Ramirez tested positive for performance-enhancing drugs three times. In 2003, according to an '09 report in The New York Times, he flunked the so-called survey drug test, in which players faced no penalties. In 2009 Ramirez tested positive for a banned drug, a result that he blamed on a doctor's prescription to treat "a personal health issue." The substance, human chorionic gonadotropin, or hCG, is known to be favored by steroid users to jump-start natural testosterone production following steroid cycles. Ramirez began an appeal process, but he quickly dropped it and accepted a mandatory 50-game suspension as a first-time offender of Major League Baseball's Joint Drug Prevention and Treatment Program.
As a condition of that offense, Ramirez was subject to an additional three drug tests per year on top of the minimum of two per player (one within five days of reporting to spring training and another unannounced). Ramirez tested positive for an undisclosed banned performance-enhancing drug in spring training this year. He was immediately notified of the violation. His first sample, or A sample, was retested and once more showed a positive.

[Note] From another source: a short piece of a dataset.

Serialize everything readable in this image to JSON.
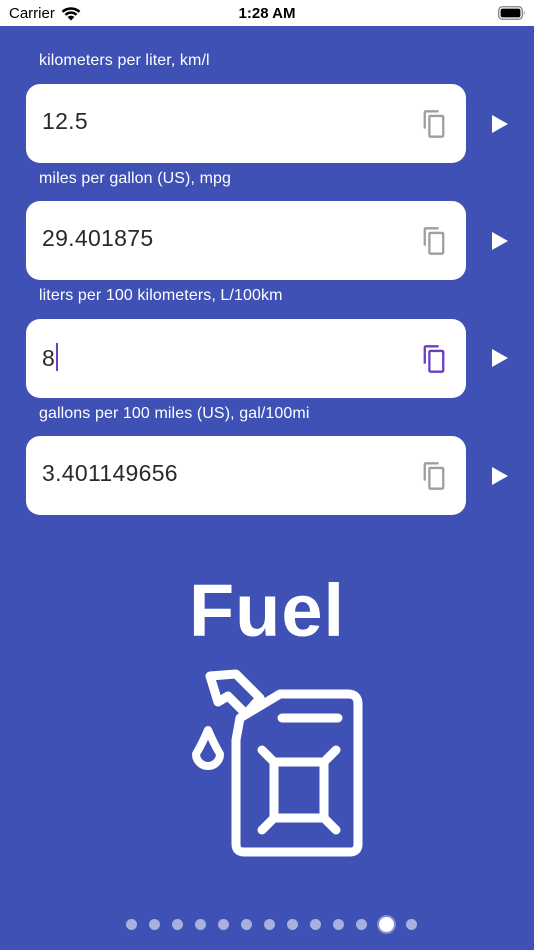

Again, Ramirez gave notice of an appeal, which allows the player to have his own representatives oversee the testing of a second sample. The appeal process also allows Major League Baseball officials to interview the player. When the B sample also came back positive, Ramirez, without subjecting himself to an interview, informed MLB officials he was dropping the appeal and retiring.
Neither Ramirez nor the players' association issued any statement regarding the retirement of one of the game's great hitters. The departure instead was announced in separate one-paragraph releases by Major League Baseball and by the Rays, who issued a statement saying they "were informed today by the Commissioner's Office that Manny Ramirez has decided to retire after being informed of an issue under the Drug Program."
As a second offender Ramirez, 38, faced a 100-game ban and the possibility of a lifetime ban if he violated the program a third time. Once an almost flawless combination of balance and power at the plate, Ramirez was never the same hitter after his 2009 drug bust. Though he wore out his welcome in Boston with his nonchalance, precipitating his '08 midseason trade from the defending world champions to the Dodgers, at the time he could still swing the bat with a beauty that was the envy of his peers. In his 180 games before May 7, 2009, when he was suspended for 50 games, Ramirez batted .334 for the Red Sox and the Dodgers with one home run every 15 at bats. But in 172 games after that drug bust, Ramirez was a .277 hitter with one home run every 25 at bats for the Dodgers, White Sox and Rays, for whom he provided one hit in 17 at bats this year, his bat speed noticeably slower.
Ramirez retired with 555 home runs (14th all time), 1,813 runs batted in (18th), a .996 on-base plus slugging average (ninth) and a .312 batting average (86th). He was a major figure in what will go down as one of the greatest eras of slugging—and the dirtiest—the game has ever known. Consider that until 2001, Ruth was the only player in history to retire with more than 550 home runs and an OPS of .980 or better. But in the 10 years since then it's happened three times—all by players connected to performance-enhancing drugs: McGwire, Bonds and Ramirez.
In the nine seasons before steroid testing with penalties was put in place (1995--2003), Ramirez ranked seventh in home runs. But six of those top seven Steroid Era home run hitters have been connected to performance enhancers (chart). McGwire and Rafael Palmeiro are the only ones in that group who have been eligible for Hall of Fame consideration. McGwire (a best finish of 23.7% support from the voting members of the Baseball Writers Association of America) and Palmeiro (11.0%) have not come close to the 75% threshold needed for enshrinement.
While Bonds was not on trial for using steroids but rather for allegedly lying to a grand jury about not knowing that the substances he took were steroids, the trial nonetheless pulled back the curtain on an unseemly era. Four major leaguers shuffled into courtroom 10 to testify about getting steroids and instructions on how to use them from Greg Anderson, Bonds's trainer: Jason and Jeremy Giambi, Randy Velarde and Marvin Benard. Suddenly all the dirty little secrets, long cloaked in a tapestry of denial, lies and silence, were entered into public record as fact.
Bonds never did testify in his defense. Each day, dressed in Wall Street suits, he would ride the elevator to the 19th floor of the Burton building. Never the darling of the game, Bonds would sit and listen to dark descriptions of his character, especially from his former mistress, Kimberly Bell, who testified that Bonds threatened to cut her head off and throw her into a ditch, and to cut out her breast implants because he had paid for them.
The prosecution charged that Bonds, as Nedrow put it in his summation, kept "a powerful secret" with his use of the cream and the clear, two then undetectable designer steroids parceled out by BALCO founder Victor Conte (who later pleaded guilty to steroid distribution). In 2003 Bonds told a grand jury in the BALCO case that he believed they were not steroids but flaxseed oil and arthritic balm, all the while transforming himself into a hulking slugger who would hit 268 home runs starting with his age-36 season—33% more than anyone else in baseball history at such an advanced age.